300-million-year-old Tropical Forest Captures the Public Eye
Media attention stemming from the discovery of a fossil forest has been international in scope and still continues. Articles were printed in major newspapers such as the St. Louis Post-Dispatch in the United States and internationally in Journal do Brasil. Internet stories were on all major science news sites, including sciencenews.com, livescience.com, science.com nationalgeographic.com, and as far away as the official Iranian, state-sponsored Internet new site. Interviews were given to area radio stations such as WDAN AM and to national stations CNN radio news, "Day to Day" on National Public Radio, and WDEL talk radio, which serves the East Coast. Television coverage included a morning television appearance on CBS affiliate WCIA Channel 3 news in east-central Illinois and a remote interview (voice only) with Comcast Cable News that broadcast to all of the East Coast. Interest exists for possible articles in a variety of general science magazines, and a science television show has expressed interest in documenting the discovery as well.
The media attention followed publication of the discovery by two geologists from the Coal Section of the Illinois State Geological Survey, in cooperation with geologists from the Smithsonian Institute in Washington, DC, University of Bristol in the United Kingdom, and Peabody Energy in Illinois. The publication described a 300-million-year-old Pennsylvanian-age mire forest beneath the flat plains of east-central Illinois in the largest study of its kind. The study investigated extensive, well-preserved plant fossils lying just above the Herrin Coal seam. The fossils stretch over 2,500 football fields (1,000 hectares) in area and represent multiple niches of the forest environment, allowing the scientists to examine the subtle ecology of an ancient forest on an unprecedented scale.
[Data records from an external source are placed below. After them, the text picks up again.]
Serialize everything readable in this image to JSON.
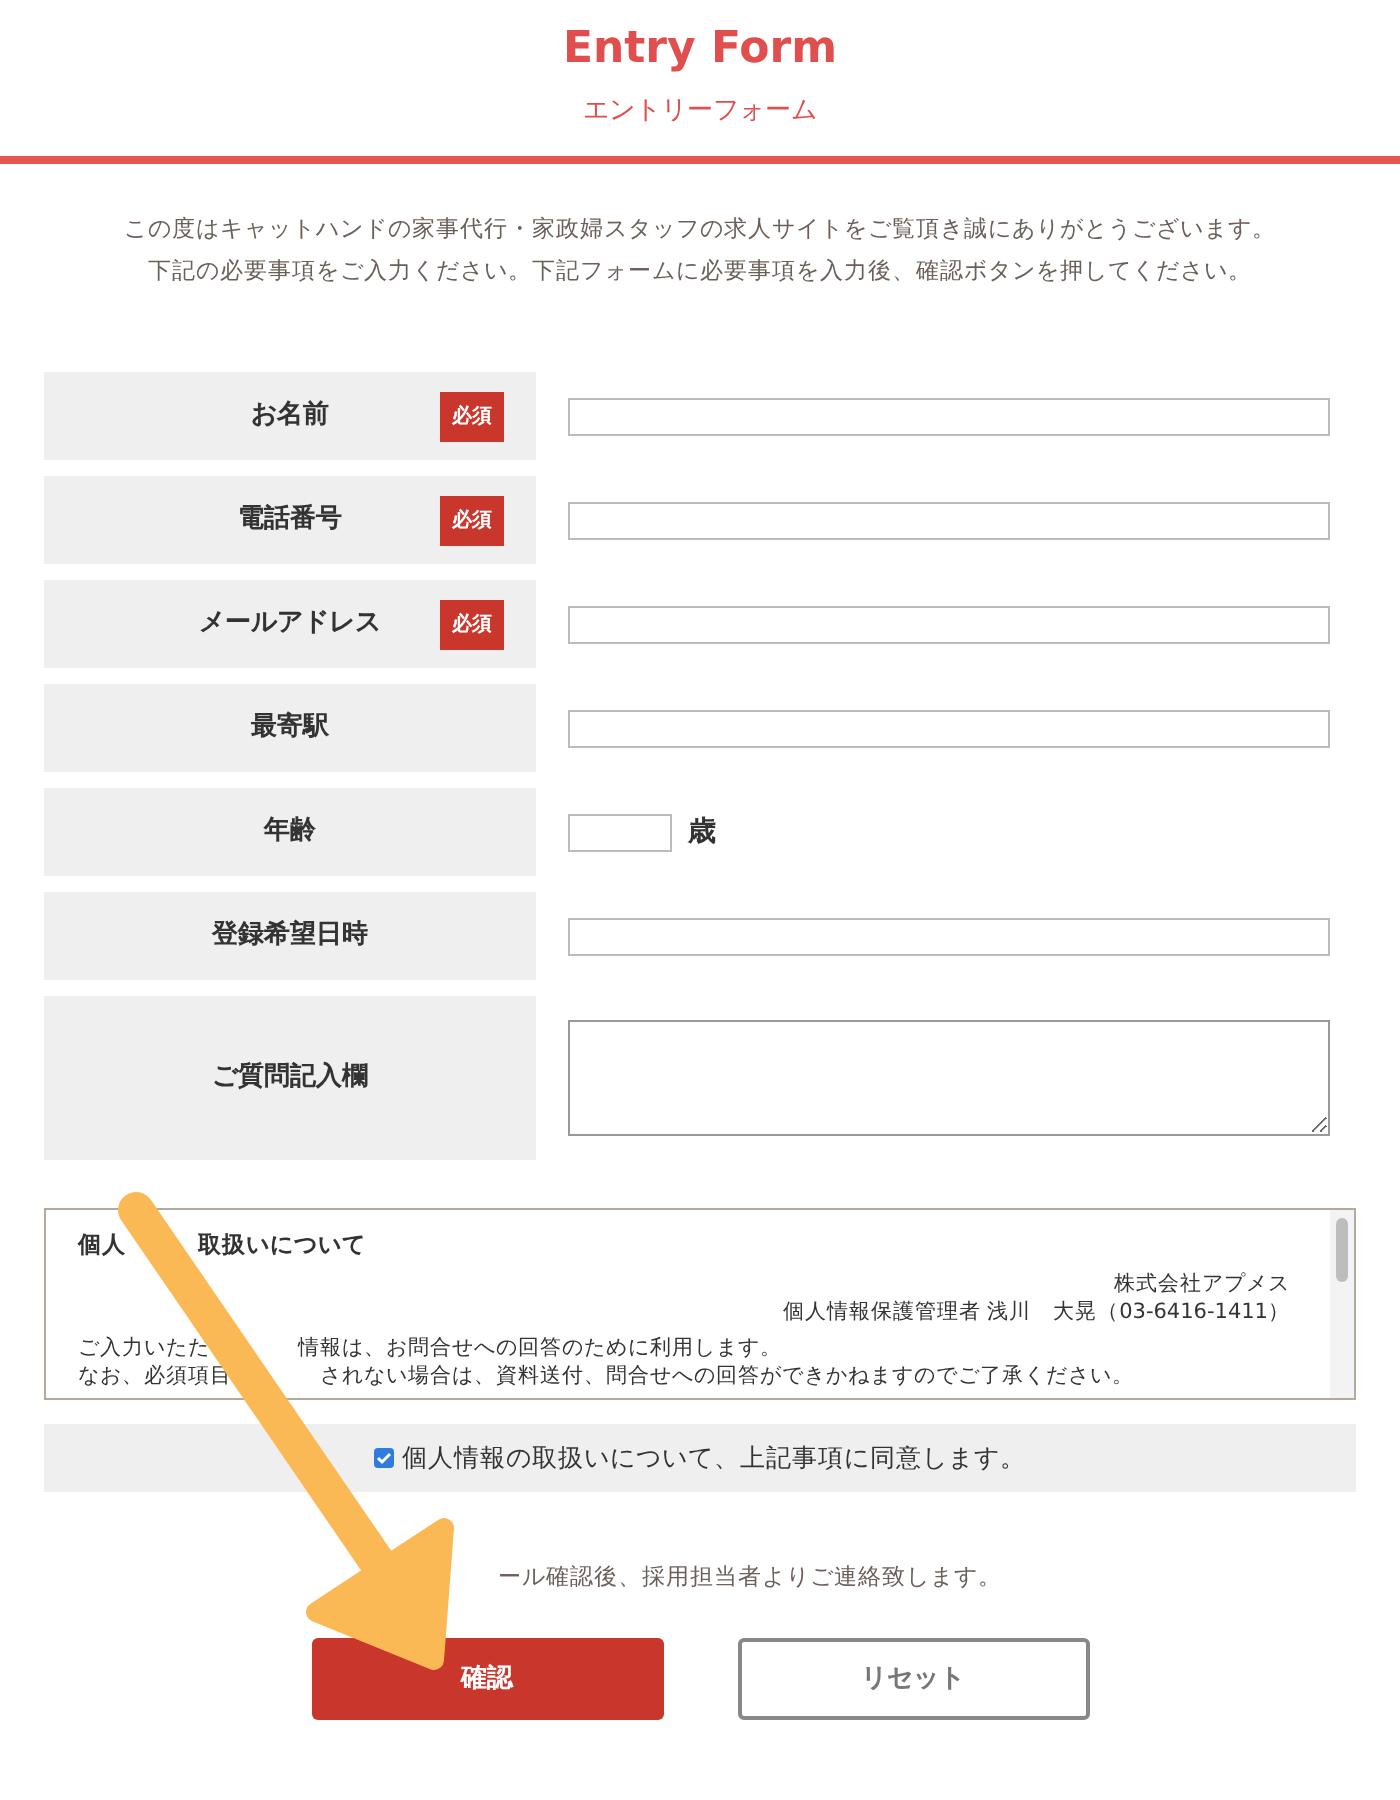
{
  "header": {
    "title": "Entry Form",
    "subtitle": "エントリーフォーム"
  },
  "intro": [
    "この度はキャットハンドの家事代行・家政婦スタッフの求人サイトをご覧頂き誠にありがとうございます。",
    "下記の必要事項をご入力ください。下記フォームに必要事項を入力後、確認ボタンを押してください。"
  ],
  "fields": [
    {
      "label": "お名前",
      "required": true,
      "required_label": "必須",
      "kind": "text"
    },
    {
      "label": "電話番号",
      "required": true,
      "required_label": "必須",
      "kind": "text"
    },
    {
      "label": "メールアドレス",
      "required": true,
      "required_label": "必須",
      "kind": "text"
    },
    {
      "label": "最寄駅",
      "required": false,
      "kind": "text"
    },
    {
      "label": "年齢",
      "required": false,
      "kind": "age",
      "unit": "歳"
    },
    {
      "label": "登録希望日時",
      "required": false,
      "kind": "text"
    },
    {
      "label": "ご質問記入欄",
      "required": false,
      "kind": "textarea"
    }
  ],
  "privacy": {
    "title_parts": [
      "個人",
      "取扱いについて"
    ],
    "company": "株式会社アプメス",
    "manager": "個人情報保護管理者 浅川　大晃（03-6416-1411）",
    "lines": [
      [
        "ご入力いただ",
        "情報は、お問合せへの回答のために利用します。"
      ],
      [
        "なお、必須項目",
        "されない場合は、資料送付、問合せへの回答ができかねますのでご了承ください。"
      ]
    ]
  },
  "agree": {
    "label": "個人情報の取扱いについて、上記事項に同意します。",
    "checked": true
  },
  "note": "ール確認後、採用担当者よりご連絡致します。",
  "buttons": [
    {
      "label": "確認",
      "kind": "primary"
    },
    {
      "label": "リセット",
      "kind": "secondary"
    }
  ]
}
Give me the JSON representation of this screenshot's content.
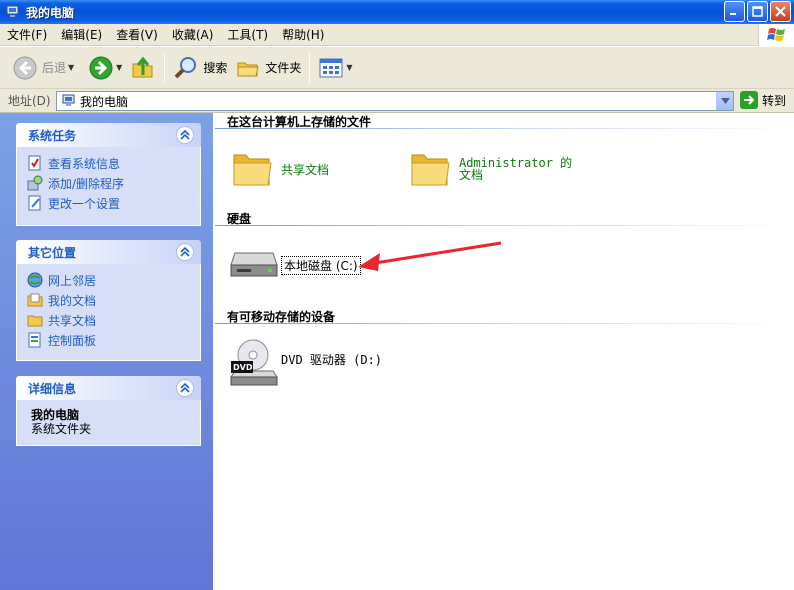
{
  "window": {
    "title": "我的电脑",
    "icons": {
      "app": "computer-icon"
    }
  },
  "menu": {
    "items": [
      "文件(F)",
      "编辑(E)",
      "查看(V)",
      "收藏(A)",
      "工具(T)",
      "帮助(H)"
    ]
  },
  "toolbar": {
    "back_label": "后退",
    "search_label": "搜索",
    "folders_label": "文件夹"
  },
  "address": {
    "label": "地址(D)",
    "value": "我的电脑",
    "go_label": "转到"
  },
  "taskpane": {
    "system_tasks": {
      "title": "系统任务",
      "items": [
        {
          "label": "查看系统信息",
          "icon": "system-info-icon"
        },
        {
          "label": "添加/删除程序",
          "icon": "add-remove-programs-icon"
        },
        {
          "label": "更改一个设置",
          "icon": "change-setting-icon"
        }
      ]
    },
    "other_places": {
      "title": "其它位置",
      "items": [
        {
          "label": "网上邻居",
          "icon": "network-icon"
        },
        {
          "label": "我的文档",
          "icon": "my-documents-icon"
        },
        {
          "label": "共享文档",
          "icon": "shared-folder-icon"
        },
        {
          "label": "控制面板",
          "icon": "control-panel-icon"
        }
      ]
    },
    "details": {
      "title": "详细信息",
      "name": "我的电脑",
      "type": "系统文件夹"
    }
  },
  "content": {
    "groups": {
      "files": {
        "title": "在这台计算机上存储的文件",
        "items": [
          {
            "label": "共享文档"
          },
          {
            "label": "Administrator 的文档"
          }
        ]
      },
      "hard_drives": {
        "title": "硬盘",
        "items": [
          {
            "label": "本地磁盘 (C:)"
          }
        ]
      },
      "removable": {
        "title": "有可移动存储的设备",
        "items": [
          {
            "label": "DVD 驱动器 (D:)",
            "badge": "DVD"
          }
        ]
      }
    }
  },
  "colors": {
    "annotation_arrow": "#e8262b",
    "title_bar": "#0553d6",
    "taskpane_link": "#215dc6",
    "folder_label": "#0b7a0b"
  }
}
The research was able to demonstrate the emergence of ecological gradients at the landscape scale for these ancient forests and show the correctness of previously hypothesized theories about the structure of the Pennsylvanian-age mire forest.